SAFA revealed in August that it was owed in excess of R50 million in rights fees from the SABC for the previous deal, with the broadcaster having missed a series of monthly R10 million payments.
SAFA claimed it was willing to renew the rights deal on the same terms, but that the SABC's offer amounted to less than 10 per cent of the value of the previous contract.
Acting SAFA chief executive Russell Paul told local media today: "We fail to see how an offer of R10 million for all Bafana Bafana, Banyana Banyana [the women's national team], under-20, under-23 and national competition is a reasonably commercially viable offer in anybody's language.
"Considering that for the past three years they’ve paid us R110m a year, so, the figure that they're quoting is less than 10 per cent. It's mischievous, it’s misleading to the public to say that they made a reasonable offer. I really cannot understand what they mean by reasonable."
The SABC said it will show the away game against Seychelles on 16 October, "since these rights do not reside with SAFA," and is even prepared to show tomorrow's game and the final AFCON qualifier at home to Nigeria on 17 November because "the outstanding SAFA obligations due to SABC from the previous contract are the two remaining 2019 AFCON qualifier matches... [and] the SABC has ensured that it met all its financial obligations to SAFA. The SABC is therefore prepared to broadcast the two remaining 2019 AFCON qualifiers."

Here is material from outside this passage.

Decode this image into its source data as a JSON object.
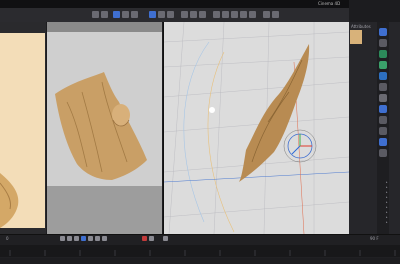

SAFA's rage is fuelled by the fact that cash-strapped SABC has, in recent months, acquired rights to show one match per week from English soccer's Premier League in a sub-licensing deal with Kwesé Sports, the Econet-owned pan-African sports network, and agreed to become the rights-holder of Cricket South Africa's new domestic Twenty20 competition, which begins in November.